It felt like a shark had bitten a chunk out of his torso.

Hastings man Alastair Brown says he had to look down twice at his side to double check that he was seeing just a small, bleeding hole.

Confused and in pain, he dragged himself up and stumbled along Te Awanga beach in the line of sight of friends sitting on the balcony of a house before yelling out for help and collapsing on the sand.

Alistair Brown said it felt like a shark had bitten a chunk out of his torso. Photo / Supplied
Alistair Brown said it felt like a shark had bitten a chunk out of his torso. Photo / Supplied

Brown said he and his friends were at a friend's house on Sunday evening when he decided to head into the water and put out a crab net.


He got about knee deep then noticed he'd stood on something.

"I stood on what at the time felt like a really big kingfish, like a really, fat, solid fish. I stumbled on it and fell backwards and then when I fell backwards into the water I got a massive jab in my side.

"I initially thought I had been bitten by a shark. I checked down my side because it felt like I would have a hole there.

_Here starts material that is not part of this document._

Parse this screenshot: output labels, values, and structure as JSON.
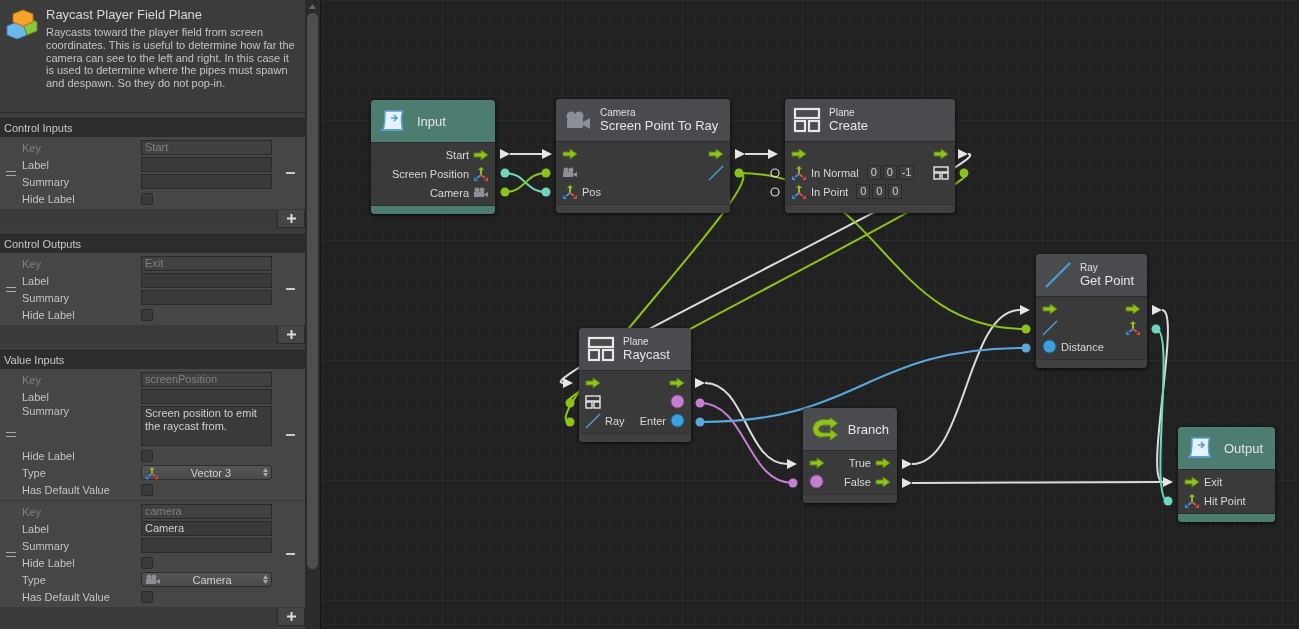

I actually checked twice and then noticed I only had a small hole. It was pretty confusing at the time."

He noticed something flap around and then realised he had stood on a stingray.

"The pain from it was totally insane. It's actually hard to describe because it's not like anything I have ever experienced before. There was no answer for the discomfort."

An ambulance took about 30 minutes to arrive but he was thankful the 111 operator suggested putting hot water on the wound.

Niwa principal scientist fisheries Dr Malcolm Francis said the toxin from the ray's barb became unstable at high temperatures.

"Anybody gets hit by one they should put something hot on it, a hot flannel or immerse the bit attacked in hot water, and that breaks down the protein in the toxin pretty quickly."

Francis said stingrays were more prolific at this time of year as the water temperatures warmed up and they crept in closer to shore to hunt for shellfish.

"Although they're around all year they seem to like getting into the shallow water as it warms and their feeding rate goes up too as they're hunting for shellfish in the sand. They excavate holes in the sand in the shallows looking for cockles and pipi and things like that."

Department of Conservation marine scientist Clinton Duffy said stingrays were naturally docile, yet curious creatures and would attack if they felt threatened - either being stood on, hurt or cornered.

in Auckland, Takapuna locals had noticed an increase in stingrays at the beach, and Duffy said that could be due to fishermen throwing their waste in the area or it could be a natural occurrence of ray gathering in the breeding season.

"There could be an actual aggregation and they just bask in the water, just the females, so it could be related to breeding, getting their body temperature up to hasten along the development of embryos."

A good way to avoid them was for people to shuffle their feet as they walked through the water as it would give the ray time to flee.